» **Work required**:
Across the listing below, count every line where the string "that" appears, then give only the count.

» **Study material**:
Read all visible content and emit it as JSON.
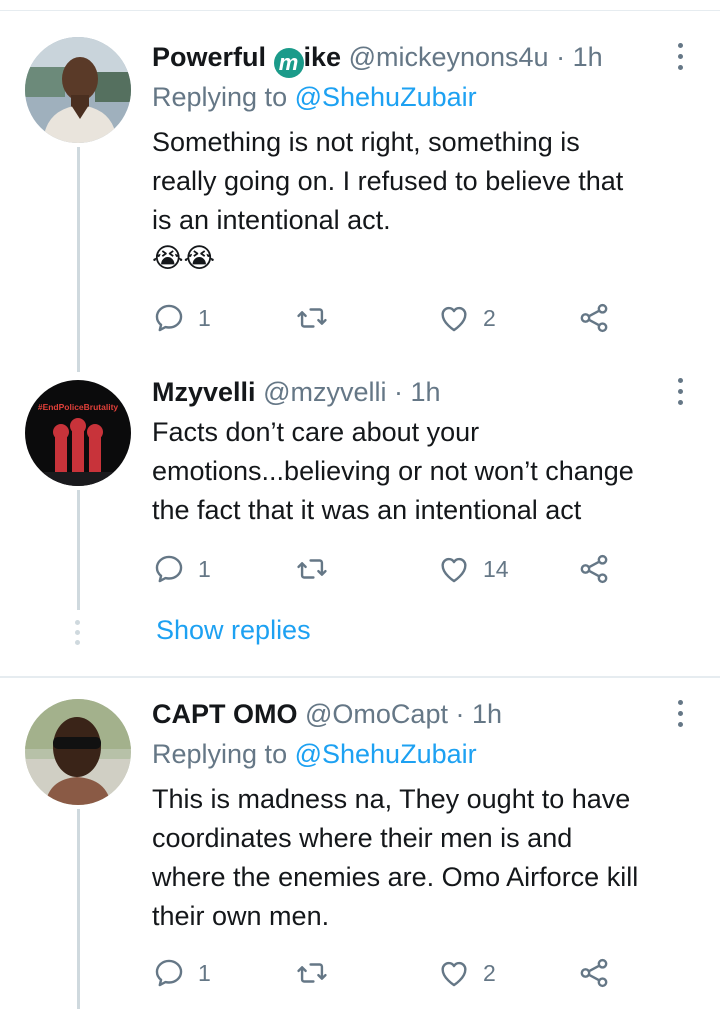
{
  "tweets": [
    {
      "name_prefix": "Powerful ",
      "name_badge": "m",
      "name_suffix": "ike",
      "handle": "@mickeynons4u",
      "dot": "·",
      "time": "1h",
      "replying_prefix": "Replying to ",
      "replying_to": "@ShehuZubair",
      "body_lines": [
        "Something is not right, something is",
        "really going on. I refused to believe that",
        "is an intentional act."
      ],
      "emojis": "😭😭",
      "reply_count": "1",
      "retweet_count": "",
      "like_count": "2"
    },
    {
      "name": "Mzyvelli",
      "handle": "@mzyvelli",
      "dot": "·",
      "time": "1h",
      "avatar_text": "#EndPoliceBrutality",
      "body_lines": [
        "Facts don’t care about your",
        "emotions...believing or not won’t change",
        "the fact that it was an intentional act"
      ],
      "reply_count": "1",
      "retweet_count": "",
      "like_count": "14"
    },
    {
      "name": "CAPT OMO",
      "handle": "@OmoCapt",
      "dot": "·",
      "time": "1h",
      "replying_prefix": "Replying to ",
      "replying_to": "@ShehuZubair",
      "body_lines": [
        "This is madness na, They ought to have",
        "coordinates where their men is and",
        "where the enemies are. Omo Airforce kill",
        "their own men."
      ],
      "reply_count": "1",
      "retweet_count": "",
      "like_count": "2"
    }
  ],
  "show_replies": "Show replies",
  "icons": {
    "reply": "reply-icon",
    "retweet": "retweet-icon",
    "like": "heart-icon",
    "share": "share-icon",
    "more": "more-vertical-icon"
  },
  "colors": {
    "link": "#1da1f2",
    "secondary": "#657786",
    "thread_line": "#cfd9de",
    "badge": "#1b9b8a"
  }
}
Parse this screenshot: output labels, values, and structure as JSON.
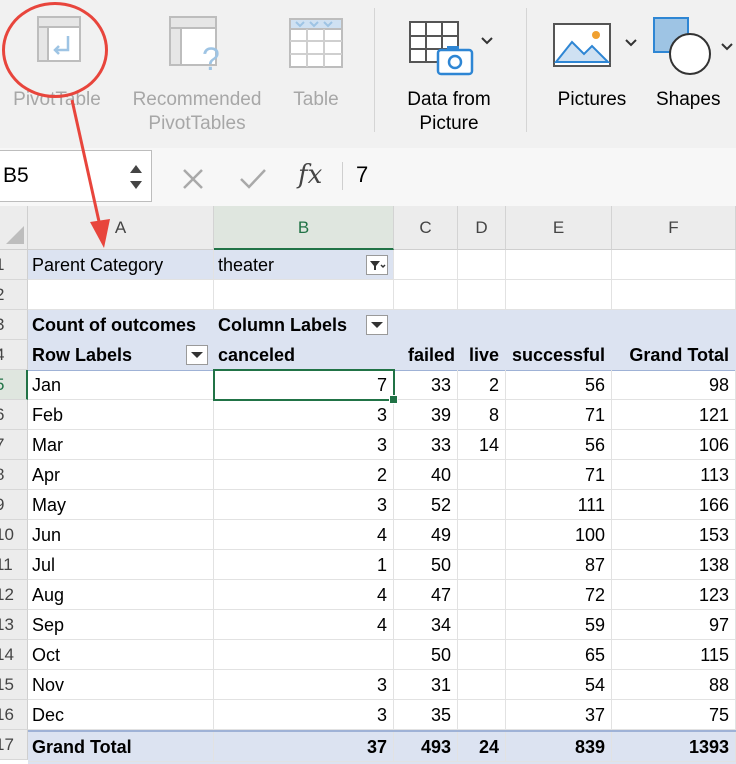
{
  "ribbon": {
    "pivot_table": "PivotTable",
    "recommended_line1": "Recommended",
    "recommended_line2": "PivotTables",
    "table": "Table",
    "data_from_line1": "Data from",
    "data_from_line2": "Picture",
    "pictures": "Pictures",
    "shapes": "Shapes"
  },
  "formula_bar": {
    "name_box": "B5",
    "cancel_icon": "x-icon",
    "enter_icon": "check-icon",
    "fx_label": "fx",
    "value": "7"
  },
  "columns": [
    "A",
    "B",
    "C",
    "D",
    "E",
    "F"
  ],
  "rows": [
    "1",
    "2",
    "3",
    "4",
    "5",
    "6",
    "7",
    "8",
    "9",
    "10",
    "11",
    "12",
    "13",
    "14",
    "15",
    "16",
    "17"
  ],
  "filter": {
    "label": "Parent Category",
    "value": "theater"
  },
  "pivot": {
    "count_label": "Count of outcomes",
    "column_labels": "Column Labels",
    "row_labels": "Row Labels",
    "headers": [
      "canceled",
      "failed",
      "live",
      "successful",
      "Grand Total"
    ],
    "data": [
      {
        "month": "Jan",
        "canceled": "7",
        "failed": "33",
        "live": "2",
        "successful": "56",
        "total": "98"
      },
      {
        "month": "Feb",
        "canceled": "3",
        "failed": "39",
        "live": "8",
        "successful": "71",
        "total": "121"
      },
      {
        "month": "Mar",
        "canceled": "3",
        "failed": "33",
        "live": "14",
        "successful": "56",
        "total": "106"
      },
      {
        "month": "Apr",
        "canceled": "2",
        "failed": "40",
        "live": "",
        "successful": "71",
        "total": "113"
      },
      {
        "month": "May",
        "canceled": "3",
        "failed": "52",
        "live": "",
        "successful": "111",
        "total": "166"
      },
      {
        "month": "Jun",
        "canceled": "4",
        "failed": "49",
        "live": "",
        "successful": "100",
        "total": "153"
      },
      {
        "month": "Jul",
        "canceled": "1",
        "failed": "50",
        "live": "",
        "successful": "87",
        "total": "138"
      },
      {
        "month": "Aug",
        "canceled": "4",
        "failed": "47",
        "live": "",
        "successful": "72",
        "total": "123"
      },
      {
        "month": "Sep",
        "canceled": "4",
        "failed": "34",
        "live": "",
        "successful": "59",
        "total": "97"
      },
      {
        "month": "Oct",
        "canceled": "",
        "failed": "50",
        "live": "",
        "successful": "65",
        "total": "115"
      },
      {
        "month": "Nov",
        "canceled": "3",
        "failed": "31",
        "live": "",
        "successful": "54",
        "total": "88"
      },
      {
        "month": "Dec",
        "canceled": "3",
        "failed": "35",
        "live": "",
        "successful": "37",
        "total": "75"
      }
    ],
    "grand_total": {
      "label": "Grand Total",
      "canceled": "37",
      "failed": "493",
      "live": "24",
      "successful": "839",
      "total": "1393"
    }
  },
  "colors": {
    "accent_green": "#217346",
    "band_blue": "#dce3f1",
    "annotation_red": "#e8453c"
  }
}
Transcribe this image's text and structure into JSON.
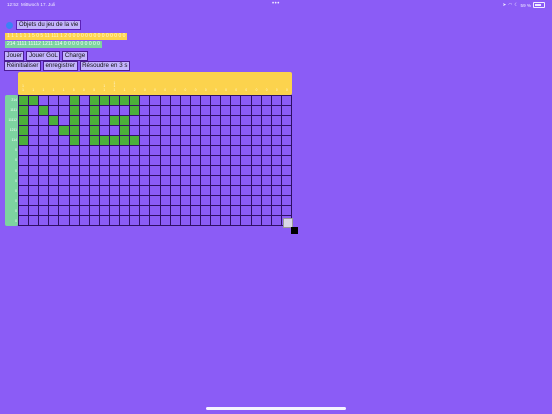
{
  "status_bar": {
    "time": "12:52",
    "date": "Mittwoch 17. Juli",
    "battery": "59 %"
  },
  "title": "Objets du jeu de la vie",
  "clue_strips": {
    "top": "1 1 1 1 1 1 5 0 5 11 111 1 2 0 0 0 0 0 0 0 0 0 0 0 0 0 0",
    "side": "214 1111 11112 1211 114 0 0 0 0 0 0 0 0 0"
  },
  "buttons": {
    "play": "Jouer",
    "play_gol": "Jouer GoL",
    "load": "Charge",
    "reset": "Réinitialiser",
    "save": "enregistrer",
    "solve": "Résoudre en 3 s"
  },
  "puzzle": {
    "cols": 27,
    "rows": 13,
    "col_clues": [
      "1\n1",
      "1",
      "1",
      "1",
      "1",
      "5",
      "0",
      "5",
      "1\n1",
      "1\n1\n1",
      "1",
      "2",
      "0",
      "0",
      "0",
      "0",
      "0",
      "0",
      "0",
      "0",
      "0",
      "0",
      "0",
      "0",
      "0",
      "0",
      "0"
    ],
    "row_clues": [
      "214",
      "1111",
      "11112",
      "1211",
      "114",
      "0",
      "0",
      "0",
      "0",
      "0",
      "0",
      "0",
      "0"
    ],
    "filled": [
      [
        0,
        0
      ],
      [
        0,
        1
      ],
      [
        0,
        5
      ],
      [
        0,
        7
      ],
      [
        0,
        8
      ],
      [
        0,
        9
      ],
      [
        0,
        10
      ],
      [
        0,
        11
      ],
      [
        1,
        0
      ],
      [
        1,
        2
      ],
      [
        1,
        5
      ],
      [
        1,
        7
      ],
      [
        1,
        11
      ],
      [
        2,
        0
      ],
      [
        2,
        3
      ],
      [
        2,
        5
      ],
      [
        2,
        7
      ],
      [
        2,
        9
      ],
      [
        2,
        10
      ],
      [
        3,
        0
      ],
      [
        3,
        4
      ],
      [
        3,
        5
      ],
      [
        3,
        7
      ],
      [
        3,
        10
      ],
      [
        4,
        0
      ],
      [
        4,
        5
      ],
      [
        4,
        7
      ],
      [
        4,
        8
      ],
      [
        4,
        9
      ],
      [
        4,
        10
      ],
      [
        4,
        11
      ]
    ]
  },
  "colors": {
    "background": "#8b5cf6",
    "filled_cell": "#4caf3a",
    "top_clue_bg": "#fcd34d",
    "side_clue_bg": "#7dd3a0",
    "button_bg": "#c4b5fd",
    "icon": "#3b82f6"
  },
  "icons": {
    "app": "circle-icon",
    "wifi": "wifi-icon",
    "moon": "moon-icon",
    "battery": "battery-icon"
  }
}
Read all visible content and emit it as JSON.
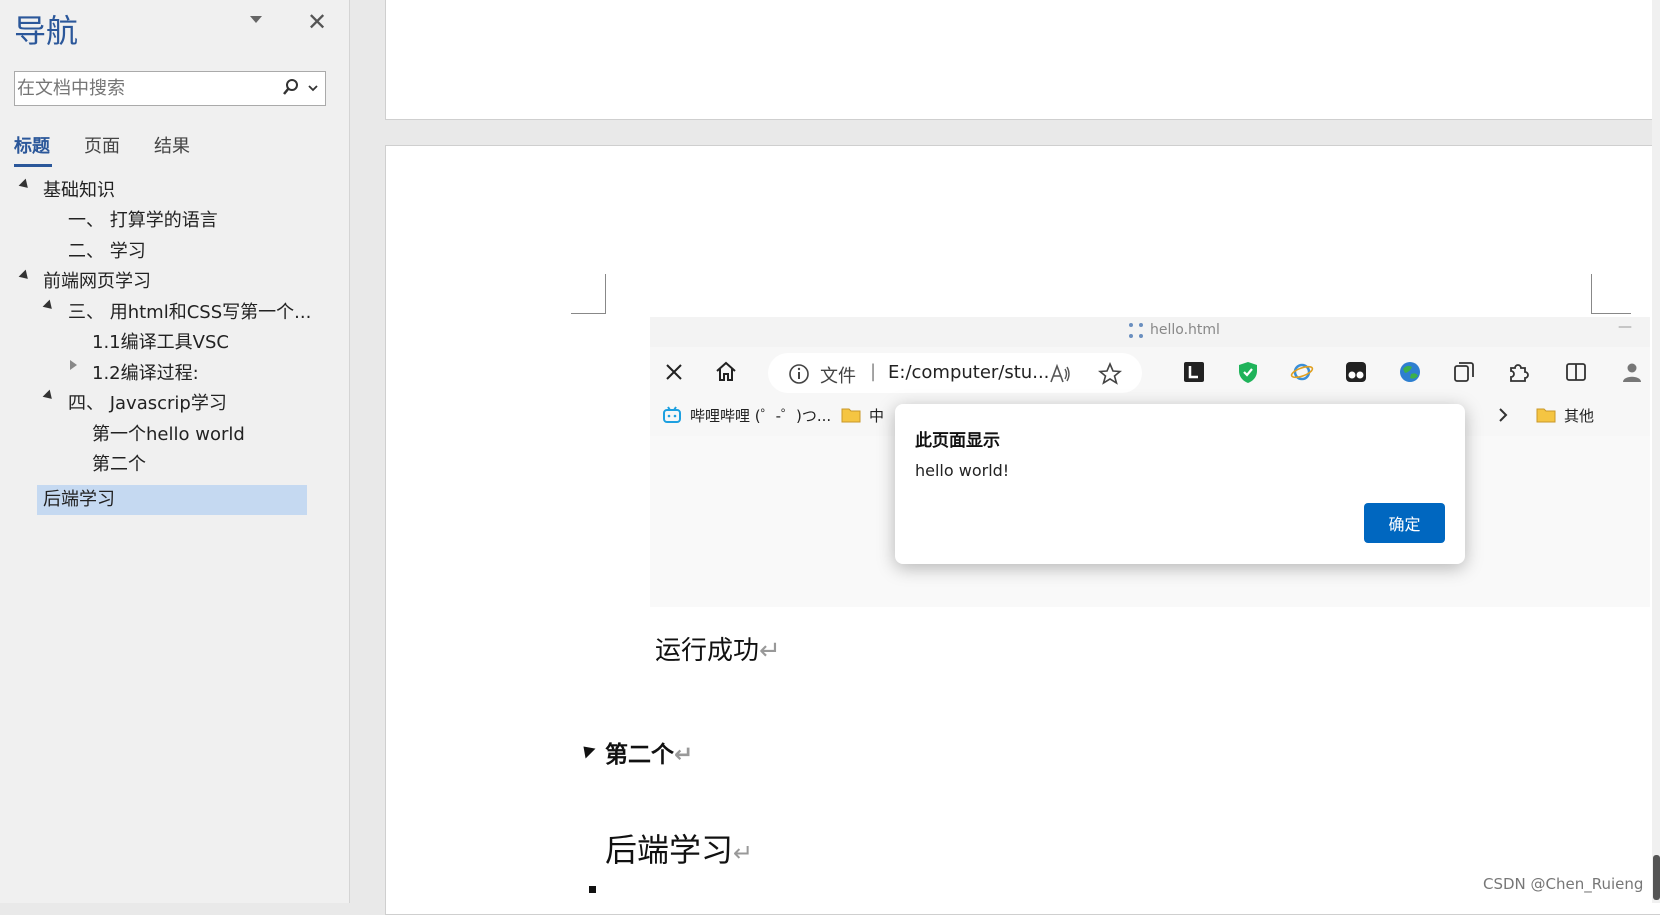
{
  "nav": {
    "title": "导航",
    "search_placeholder": "在文档中搜索",
    "tabs": [
      {
        "label": "标题",
        "active": true
      },
      {
        "label": "页面",
        "active": false
      },
      {
        "label": "结果",
        "active": false
      }
    ],
    "tree": [
      {
        "label": "基础知识",
        "level": 0,
        "expanded": true
      },
      {
        "label": "一、 打算学的语言",
        "level": 1
      },
      {
        "label": "二、 学习",
        "level": 1
      },
      {
        "label": "前端网页学习",
        "level": 0,
        "expanded": true
      },
      {
        "label": "三、 用html和CSS写第一个...",
        "level": 1,
        "expanded": true
      },
      {
        "label": "1.1编译工具VSC",
        "level": 2
      },
      {
        "label": "1.2编译过程:",
        "level": 2,
        "expanded": false
      },
      {
        "label": "四、 Javascrip学习",
        "level": 1,
        "expanded": true
      },
      {
        "label": "第一个hello world",
        "level": 2
      },
      {
        "label": "第二个",
        "level": 2
      },
      {
        "label": "后端学习",
        "level": 0,
        "selected": true
      }
    ]
  },
  "browser": {
    "tab_title": "hello.html",
    "address_scheme": "文件",
    "address_separator": "|",
    "address_url": "E:/computer/stu...",
    "favorites": [
      {
        "label": "哔哩哔哩 (゜-゜)つ...",
        "icon": "bilibili-icon"
      },
      {
        "label": "中",
        "icon": "folder-icon"
      },
      {
        "label": "其他",
        "icon": "folder-icon"
      }
    ],
    "minimize_glyph": "—"
  },
  "alert": {
    "title": "此页面显示",
    "message": "hello world!",
    "ok_label": "确定"
  },
  "document": {
    "run_success": "运行成功",
    "heading_second": "第二个",
    "heading_backend": "后端学习",
    "paragraph_mark": "↵"
  },
  "watermark": "CSDN @Chen_Ruieng",
  "colors": {
    "accent_blue": "#2b579a",
    "selection": "#c5d9f1",
    "ok_button": "#0067c0"
  }
}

» **Task result**:
2